- **MATERIAL SHOWN**
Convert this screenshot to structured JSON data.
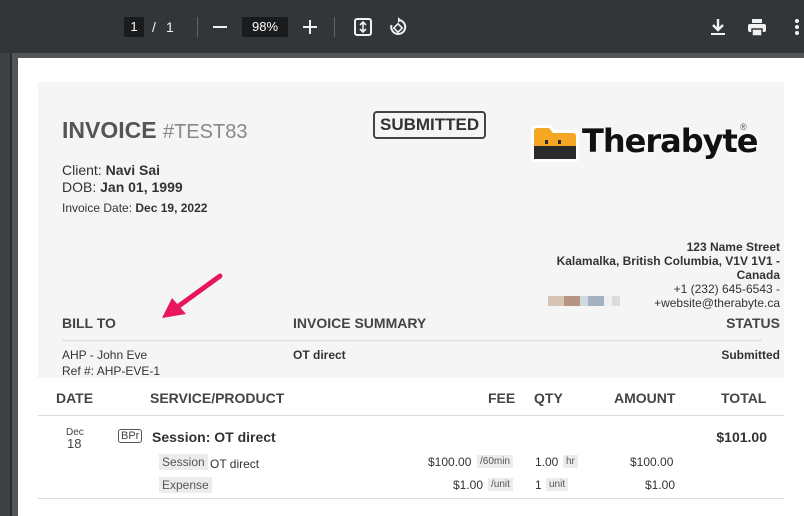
{
  "toolbar": {
    "page_current": "1",
    "page_separator": "/",
    "page_total": "1",
    "zoom": "98%",
    "icons": [
      "minus-icon",
      "plus-icon",
      "fit-page-icon",
      "rotate-icon",
      "download-icon",
      "print-icon",
      "more-vert-icon"
    ]
  },
  "invoice": {
    "title": "INVOICE",
    "number": "#TEST83",
    "status_badge": "SUBMITTED",
    "client_label": "Client:",
    "client_name": "Navi Sai",
    "dob_label": "DOB:",
    "dob": "Jan 01, 1999",
    "date_label": "Invoice Date:",
    "date": "Dec 19, 2022"
  },
  "brand": {
    "name": "Therabyte",
    "registered": "®",
    "logo_color": "#f5a623"
  },
  "address": {
    "line1": "123 Name Street",
    "line2": "Kalamalka, British Columbia, V1V 1V1 -",
    "line3": "Canada",
    "phone": "+1 (232) 645-6543 -",
    "email": "+website@therabyte.ca"
  },
  "summary": {
    "bill_to_heading": "BILL TO",
    "summary_heading": "INVOICE SUMMARY",
    "status_heading": "STATUS",
    "bill_to_name": "AHP - John Eve",
    "ref": "Ref #: AHP-EVE-1",
    "summary_value": "OT direct",
    "status_value": "Submitted"
  },
  "table": {
    "headers": {
      "date": "DATE",
      "service": "SERVICE/PRODUCT",
      "fee": "FEE",
      "qty": "QTY",
      "amount": "AMOUNT",
      "total": "TOTAL"
    },
    "row": {
      "month": "Dec",
      "day": "18",
      "type_badge": "BPr",
      "session_title": "Session: OT direct",
      "total": "$101.00",
      "lines": [
        {
          "tag": "Session",
          "desc": "OT direct",
          "fee": "$100.00",
          "fee_unit": "/60min",
          "qty": "1.00",
          "qty_unit": "hr",
          "amount": "$100.00"
        },
        {
          "tag": "Expense",
          "desc": "",
          "fee": "$1.00",
          "fee_unit": "/unit",
          "qty": "1",
          "qty_unit": "unit",
          "amount": "$1.00"
        }
      ]
    }
  },
  "annotation": {
    "arrow_color": "#e8175d"
  }
}
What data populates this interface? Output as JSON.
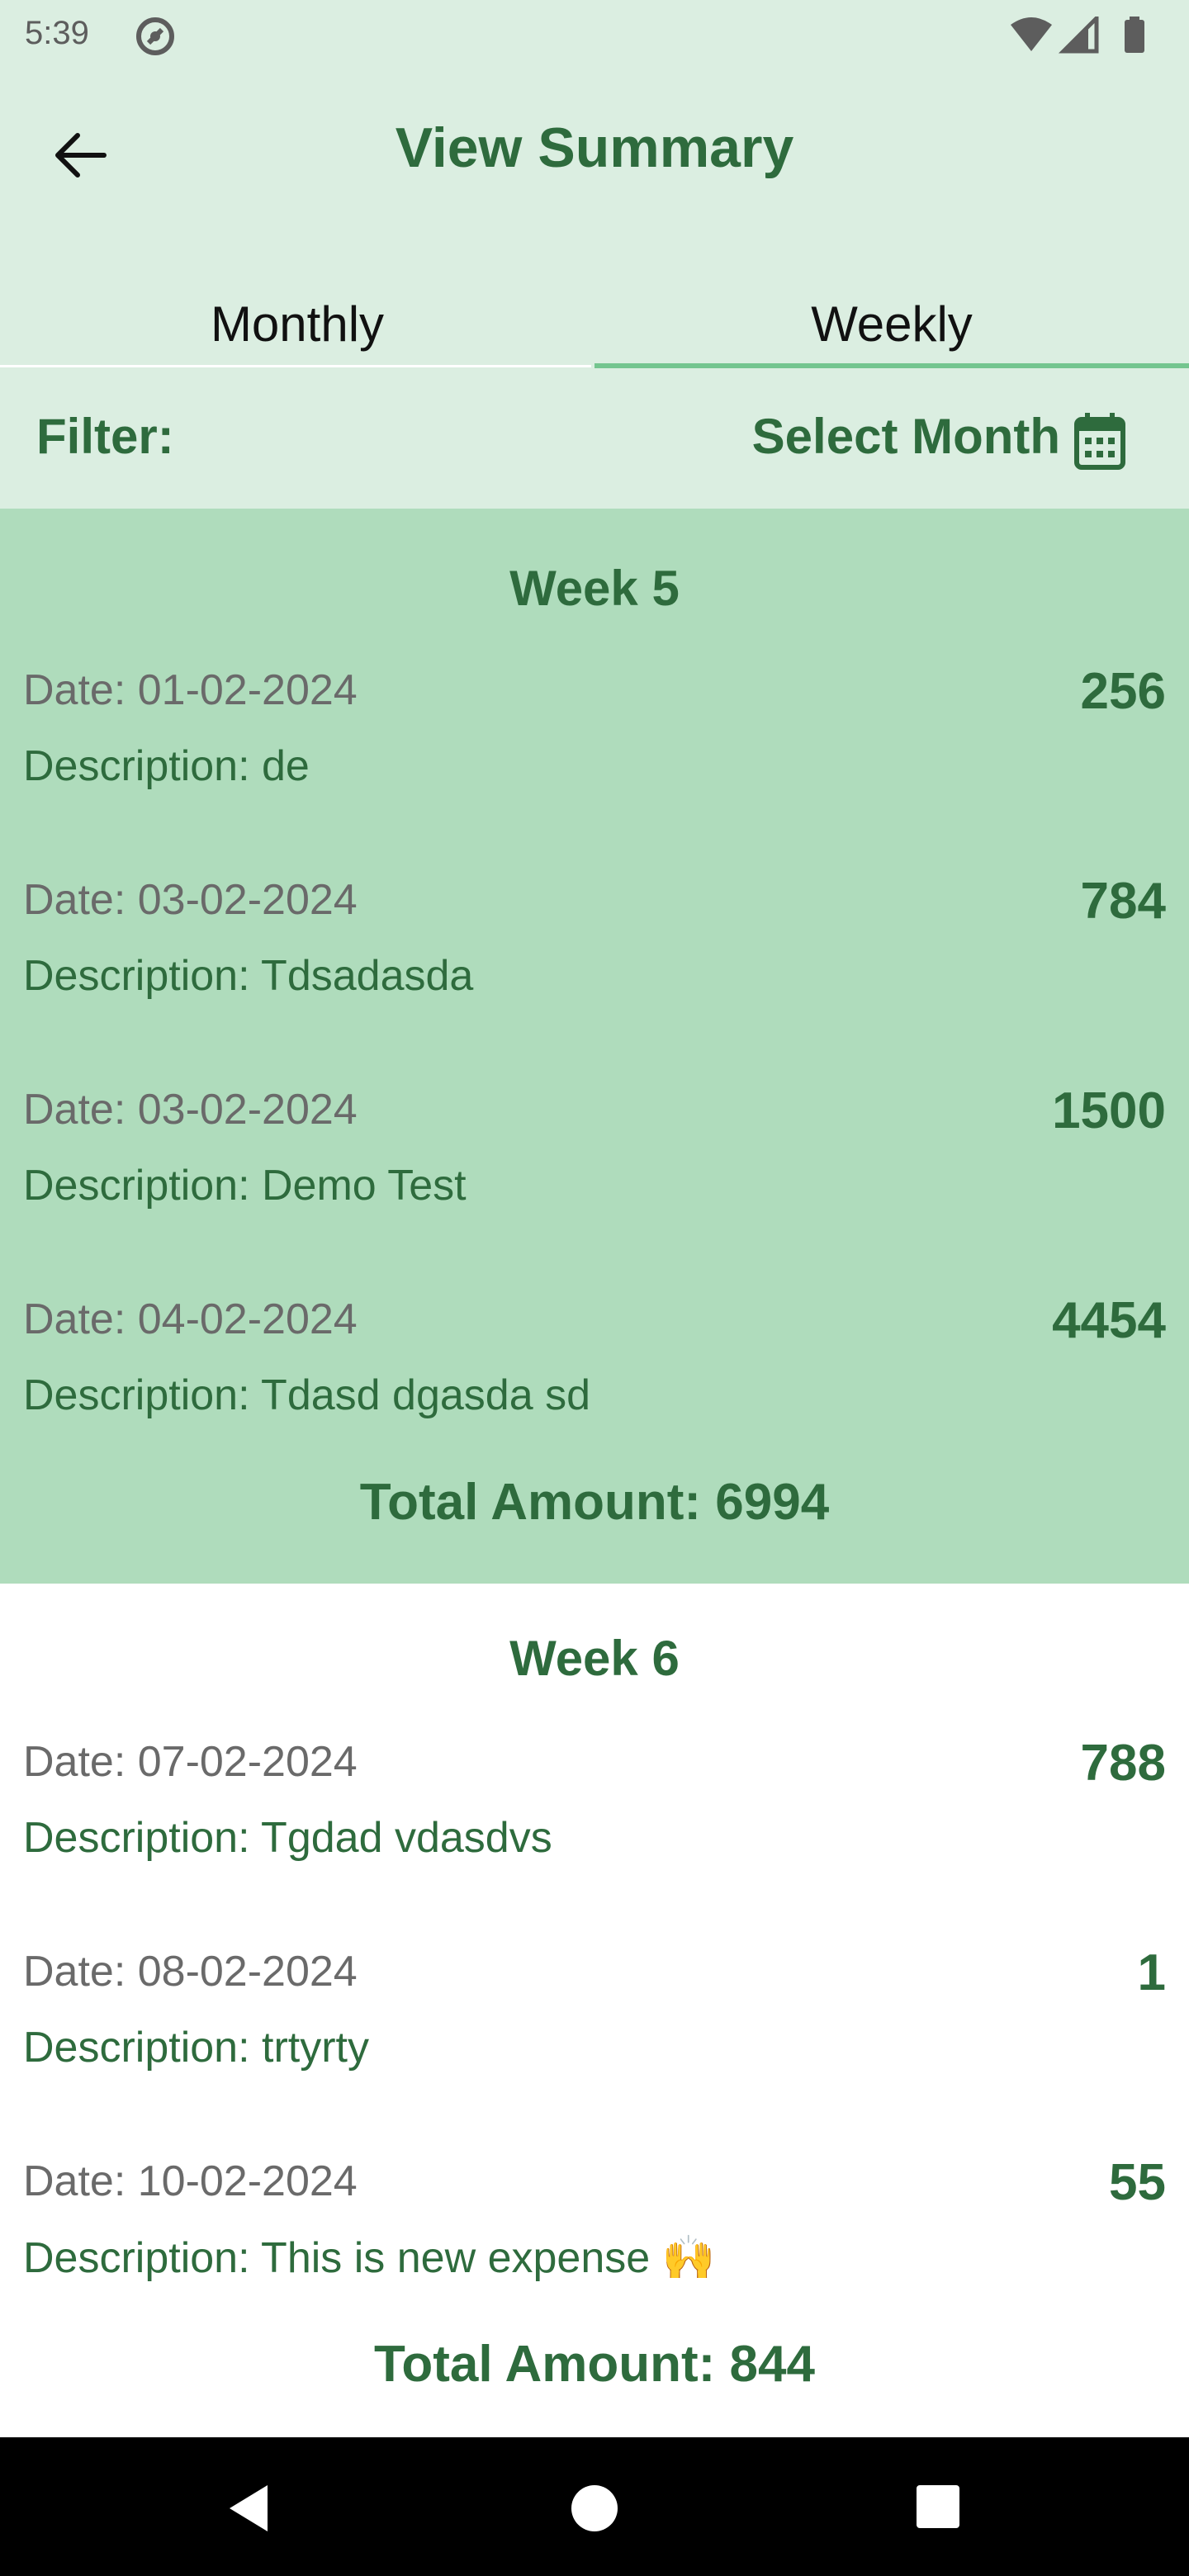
{
  "status_bar": {
    "time": "5:39"
  },
  "header": {
    "title": "View Summary"
  },
  "tabs": [
    {
      "label": "Monthly",
      "selected": false
    },
    {
      "label": "Weekly",
      "selected": true
    }
  ],
  "filter": {
    "label": "Filter:",
    "select_label": "Select Month"
  },
  "weeks": [
    {
      "title": "Week 5",
      "entries": [
        {
          "date": "Date: 01-02-2024",
          "amount": "256",
          "description": "Description: de"
        },
        {
          "date": "Date: 03-02-2024",
          "amount": "784",
          "description": "Description: Tdsadasda"
        },
        {
          "date": "Date: 03-02-2024",
          "amount": "1500",
          "description": "Description: Demo Test"
        },
        {
          "date": "Date: 04-02-2024",
          "amount": "4454",
          "description": "Description: Tdasd dgasda sd"
        }
      ],
      "total": "Total Amount: 6994"
    },
    {
      "title": "Week 6",
      "entries": [
        {
          "date": "Date: 07-02-2024",
          "amount": "788",
          "description": "Description: Tgdad vdasdvs"
        },
        {
          "date": "Date: 08-02-2024",
          "amount": "1",
          "description": "Description: trtyrty"
        },
        {
          "date": "Date: 10-02-2024",
          "amount": "55",
          "description": "Description: This is new expense 🙌"
        }
      ],
      "total": "Total Amount: 844"
    }
  ],
  "colors": {
    "primary": "#2e6b3d",
    "header_bg": "#dbeee1",
    "highlight_card": "#afdcbc",
    "tab_indicator": "#74c58f"
  }
}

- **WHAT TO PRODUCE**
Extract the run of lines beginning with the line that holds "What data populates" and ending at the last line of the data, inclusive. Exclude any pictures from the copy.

- **ANSWER TO THIS PROBLEM**
What data populates this interface? Output as JSON.
{
  "status_bar": {
    "time": "5:39"
  },
  "header": {
    "title": "View Summary"
  },
  "tabs": [
    {
      "label": "Monthly",
      "selected": false
    },
    {
      "label": "Weekly",
      "selected": true
    }
  ],
  "filter": {
    "label": "Filter:",
    "select_label": "Select Month"
  },
  "weeks": [
    {
      "title": "Week 5",
      "entries": [
        {
          "date": "Date: 01-02-2024",
          "amount": "256",
          "description": "Description: de"
        },
        {
          "date": "Date: 03-02-2024",
          "amount": "784",
          "description": "Description: Tdsadasda"
        },
        {
          "date": "Date: 03-02-2024",
          "amount": "1500",
          "description": "Description: Demo Test"
        },
        {
          "date": "Date: 04-02-2024",
          "amount": "4454",
          "description": "Description: Tdasd dgasda sd"
        }
      ],
      "total": "Total Amount: 6994"
    },
    {
      "title": "Week 6",
      "entries": [
        {
          "date": "Date: 07-02-2024",
          "amount": "788",
          "description": "Description: Tgdad vdasdvs"
        },
        {
          "date": "Date: 08-02-2024",
          "amount": "1",
          "description": "Description: trtyrty"
        },
        {
          "date": "Date: 10-02-2024",
          "amount": "55",
          "description": "Description: This is new expense 🙌"
        }
      ],
      "total": "Total Amount: 844"
    }
  ],
  "colors": {
    "primary": "#2e6b3d",
    "header_bg": "#dbeee1",
    "highlight_card": "#afdcbc",
    "tab_indicator": "#74c58f"
  }
}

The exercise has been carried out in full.